Authenticity is a breath of fresh air.
So, this post is just a little reminder amidst a plethora of our fun summer pictures and trips.
We are having a LOT of fun.
We are doing a LOT of great things.
But we're also having a lot of NOT FUN moments.
We're also doing a LOT of falling and failing.
If my in-real-life friends were to do a guest interview on this blog they could tell you about my kid that is constantly disobeying and my pathetic attempts to de-rail his behavior and how much more time I spend complaining about him than I do praying for him. About the bags under my eyes some days, the crumbs on our floors, and the dirty dishes in my sink. They could show pictures of my bad hair days and outdated sense of fashion, our weed-filled yard, and van full of random and smelly kid stuff. They could tell you of my selfishness, my grumpiness with motherhood, my germ-o-phobic ways, how much I gossip, etc. etc. etc. They are all truly far too nice to really rat me out with those things.......but they definitely could.
Those things are just the tip of the iceberg. Please don't interview my kids or my husband!
Life is difficult. Parenting is. so. difficult. Some evenings my husband and I can barely sit up straight and speak a sentence to one another because we are so run down. My husband works a physically draining job that can be excruciating during the summer. This week he drank over 300 ounces of water in one day lifting logs in 100 degree heat from dawn to dusk. His face is red, his neck is blackened by the sun, and he thinks he has a metal shaving in his eyeball from grinding a nail this week. He works his fingers to the bone to provide for his family.
Twelve-hour days with my kids' constant demands for attention, overseeing 29 "food interactions" per day, refereeing approximately 4 hours of fighting a day, cleaning up at least 1 potty mess and 1 blood mess per day in addition to helping little ones in the bathroom all day, penny pinching and frugal cooking, unexpected bills, listening to ear-shattering screaming and living among these hyperactive ones, along with the endless household chores leave me feeling emotionally ragged and physically exhausted at the end of almost every day.
I often wonder if I have what it takes to finish what we've started in parenting.
My life may look good online (cue Brad Paisley's hysterical song "Online" here), but it often feels like a train wreck to me.
The good news is that my God is big enough for this mess.
He doesn't need me to be a perfect Christian, a perfect mom, a perfect wife, housekeeper, or blogger.
In the weak things of this world, His strength is displayed more gloriously.
He gets the credit, not me, because I can't do this without Him.
I don't need to pretend that I have it all together, because I don't.
None of us do.
But He does and He's the One I can go to for help.
So, when you read here, and share a peek at the pics of our life and consider my ramblings, keep in mind that the joyous things I share here are my efforts at digging for jewels in my difficult days.
A way of being thankful in the midst of struggle.

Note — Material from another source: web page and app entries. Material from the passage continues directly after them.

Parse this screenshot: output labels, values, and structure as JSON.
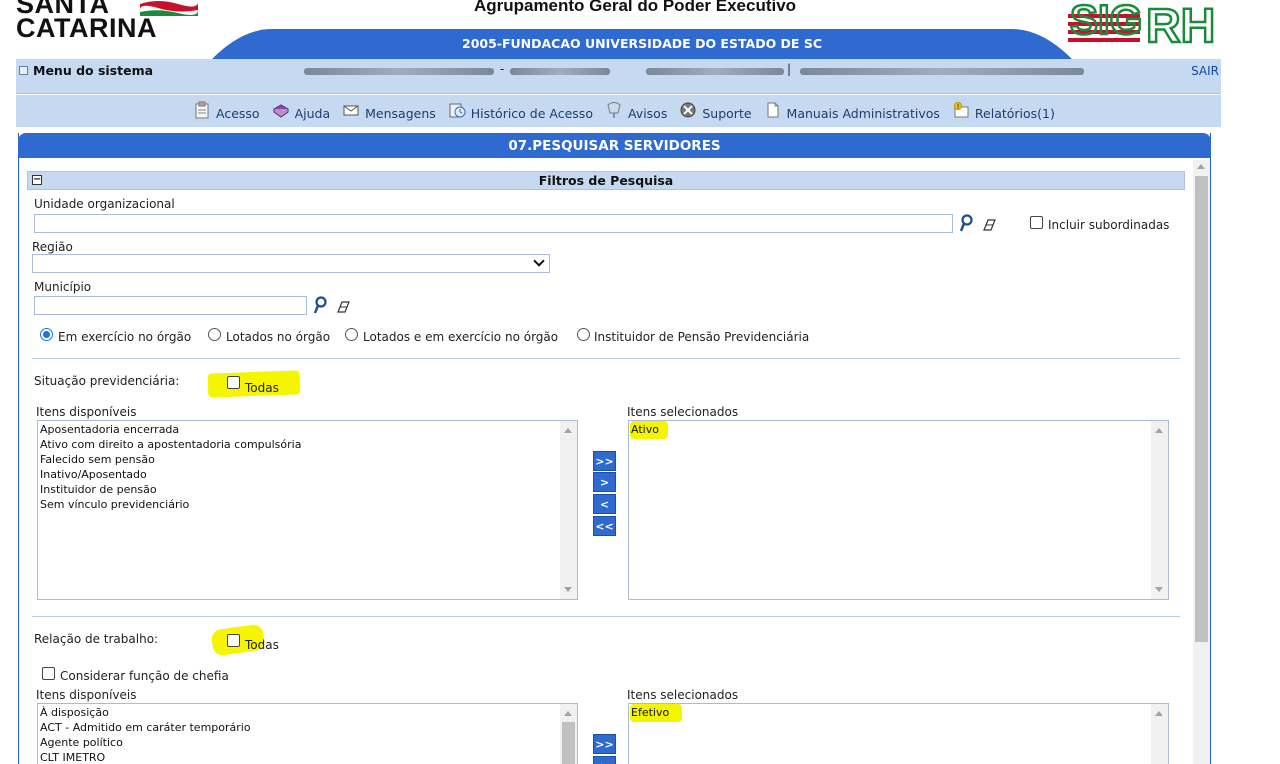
{
  "header": {
    "state_logo_line1": "SANTA",
    "state_logo_line2": "CATARINA",
    "title": "Agrupamento Geral do Poder Executivo",
    "organization": "2005-FUNDACAO UNIVERSIDADE DO ESTADO DE SC",
    "system_logo": "SIGRH"
  },
  "menubar": {
    "menu_label": "Menu do sistema",
    "sep1": "-",
    "sep2": "|",
    "logout_label": "SAIR"
  },
  "toolbar": {
    "items": [
      {
        "label": "Acesso",
        "icon": "clipboard-icon"
      },
      {
        "label": "Ajuda",
        "icon": "help-book-icon"
      },
      {
        "label": "Mensagens",
        "icon": "envelope-icon"
      },
      {
        "label": "Histórico de Acesso",
        "icon": "history-icon"
      },
      {
        "label": "Avisos",
        "icon": "notice-icon"
      },
      {
        "label": "Suporte",
        "icon": "support-icon"
      },
      {
        "label": "Manuais Administrativos",
        "icon": "document-icon"
      },
      {
        "label": "Relatórios(1)",
        "icon": "reports-icon"
      }
    ]
  },
  "page": {
    "title": "07.PESQUISAR SERVIDORES",
    "filters_title": "Filtros de Pesquisa"
  },
  "filters": {
    "unidade_label": "Unidade organizacional",
    "unidade_value": "",
    "incluir_subordinadas_label": "Incluir subordinadas",
    "incluir_subordinadas_checked": false,
    "regiao_label": "Região",
    "regiao_value": "",
    "municipio_label": "Município",
    "municipio_value": "",
    "vinculo_options": [
      {
        "label": "Em exercício no órgão",
        "selected": true
      },
      {
        "label": "Lotados no órgão",
        "selected": false
      },
      {
        "label": "Lotados e em exercício no órgão",
        "selected": false
      },
      {
        "label": "Instituidor de Pensão Previdenciária",
        "selected": false
      }
    ]
  },
  "situacao": {
    "label": "Situação previdenciária:",
    "todas_label": "Todas",
    "todas_checked": false,
    "available_title": "Itens disponíveis",
    "selected_title": "Itens selecionados",
    "available": [
      "Aposentadoria encerrada",
      "Ativo com direito a apostentadoria compulsória",
      "Falecido sem pensão",
      "Inativo/Aposentado",
      "Instituidor de pensão",
      "Sem vínculo previdenciário"
    ],
    "selected": [
      "Ativo"
    ]
  },
  "relacao": {
    "label": "Relação de trabalho:",
    "todas_label": "Todas",
    "todas_checked": false,
    "considerar_chefia_label": "Considerar função de chefia",
    "considerar_chefia_checked": false,
    "available_title": "Itens disponíveis",
    "selected_title": "Itens selecionados",
    "available": [
      "À disposição",
      "ACT - Admitido em caráter temporário",
      "Agente político",
      "CLT IMETRO"
    ],
    "selected": [
      "Efetivo"
    ]
  },
  "move_buttons": {
    "add_all": ">>",
    "add": ">",
    "remove": "<",
    "remove_all": "<<"
  },
  "colors": {
    "primary_blue": "#2f6ad0",
    "light_blue": "#c5daf0",
    "highlight": "#f5f500",
    "sigrh_red": "#c8102e",
    "sigrh_green": "#1b8a3a"
  }
}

For every beautiful picture I put up of a kid with a cheesy smile, there could have also been one of a child screaming or frowning or disobeying.

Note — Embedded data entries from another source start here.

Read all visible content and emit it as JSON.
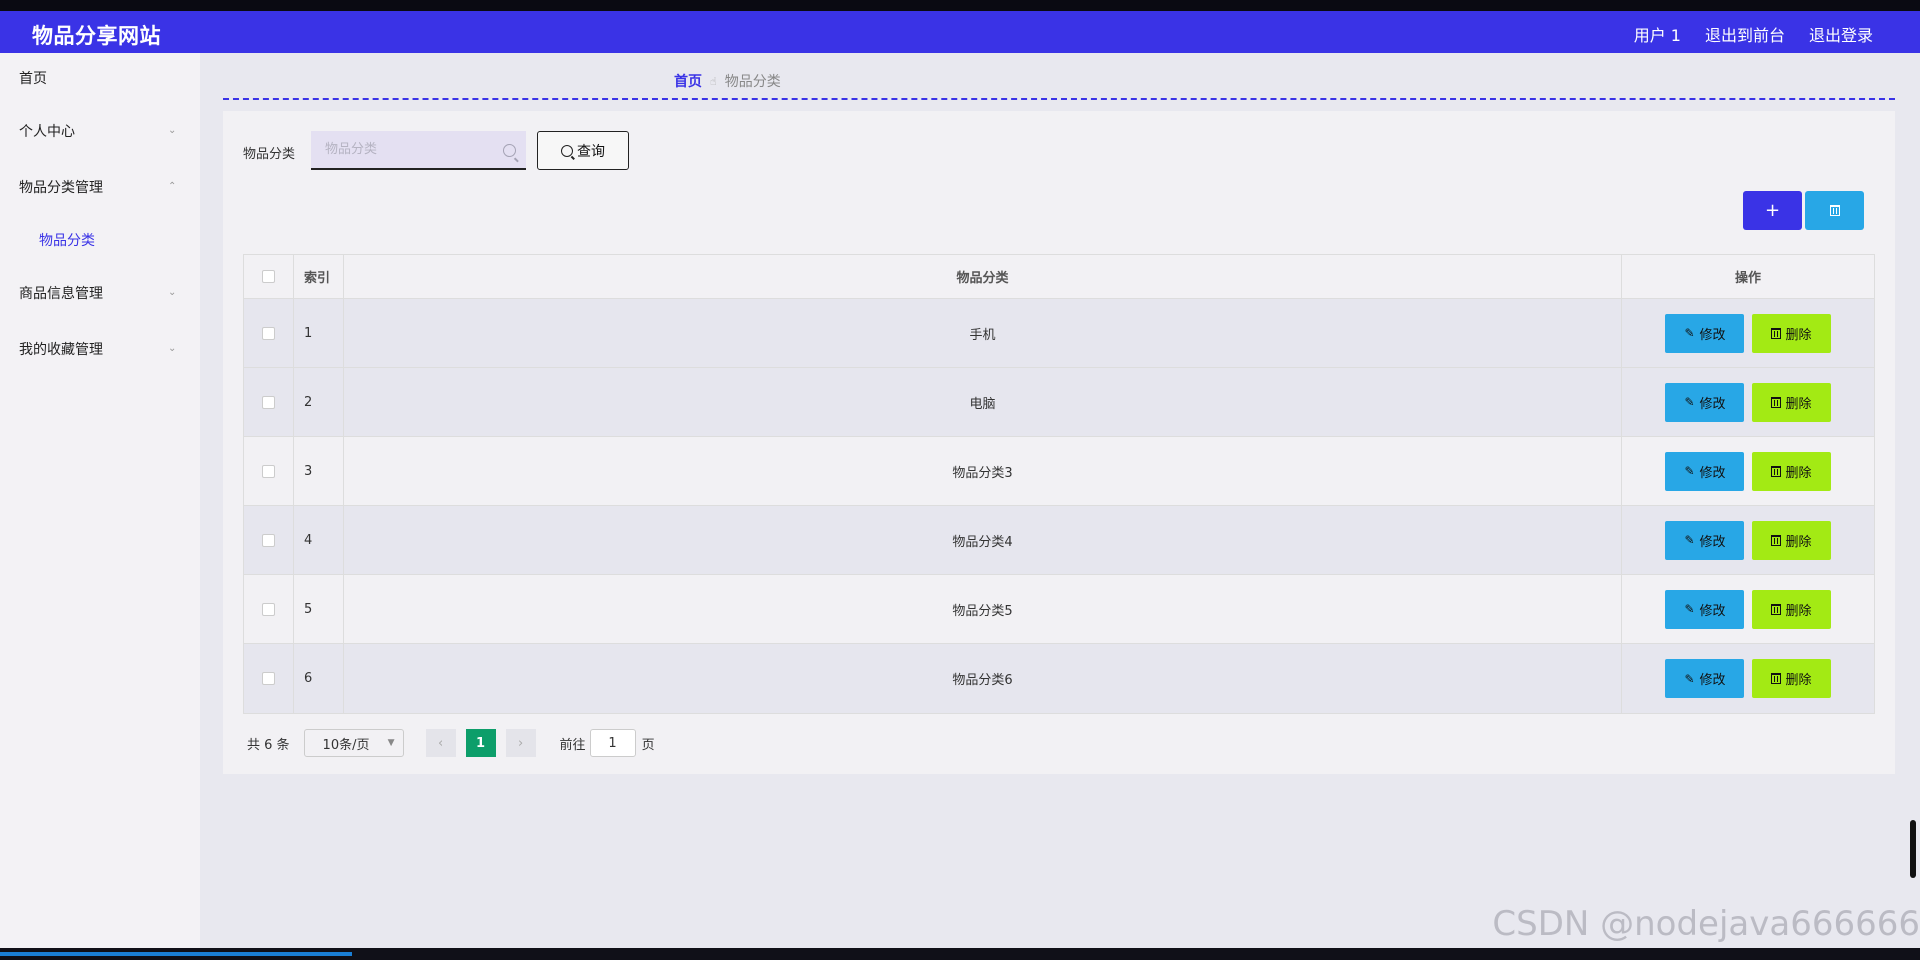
{
  "header": {
    "site_title": "物品分享网站",
    "user": "用户 1",
    "to_front": "退出到前台",
    "logout": "退出登录"
  },
  "sidebar": {
    "items": [
      {
        "label": "首页",
        "chevron": ""
      },
      {
        "label": "个人中心",
        "chevron": "chevron-down-icon"
      },
      {
        "label": "物品分类管理",
        "chevron": "chevron-up-icon"
      },
      {
        "label": "物品分类",
        "chevron": ""
      },
      {
        "label": "商品信息管理",
        "chevron": "chevron-down-icon"
      },
      {
        "label": "我的收藏管理",
        "chevron": "chevron-down-icon"
      }
    ]
  },
  "breadcrumb": {
    "home": "首页",
    "separator_icon": "hand-pointer-icon",
    "current": "物品分类"
  },
  "search": {
    "label": "物品分类",
    "placeholder": "物品分类",
    "value": "",
    "button_label": "查询"
  },
  "actions": {
    "add_label": "+",
    "delete_icon": "trash-icon"
  },
  "table": {
    "headers": {
      "index": "索引",
      "category": "物品分类",
      "operations": "操作"
    },
    "edit_label": "修改",
    "delete_label": "删除",
    "rows": [
      {
        "index": "1",
        "category": "手机"
      },
      {
        "index": "2",
        "category": "电脑"
      },
      {
        "index": "3",
        "category": "物品分类3"
      },
      {
        "index": "4",
        "category": "物品分类4"
      },
      {
        "index": "5",
        "category": "物品分类5"
      },
      {
        "index": "6",
        "category": "物品分类6"
      }
    ]
  },
  "pagination": {
    "total": "共 6 条",
    "page_size": "10条/页",
    "current_page": "1",
    "goto_prefix": "前往",
    "goto_value": "1",
    "goto_suffix": "页"
  },
  "watermark": "CSDN @nodejava666666",
  "colors": {
    "brand": "#3a33e6",
    "edit": "#28a7e6",
    "delete": "#a3ea14",
    "current_page": "#0d9e6a"
  }
}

Behind all of this fun, there are flaws!
(The kids playing "Sleeping in a Camper" one day. Of course it was probably only 5 minutes into the game that someone was kicking or screaming....or both!)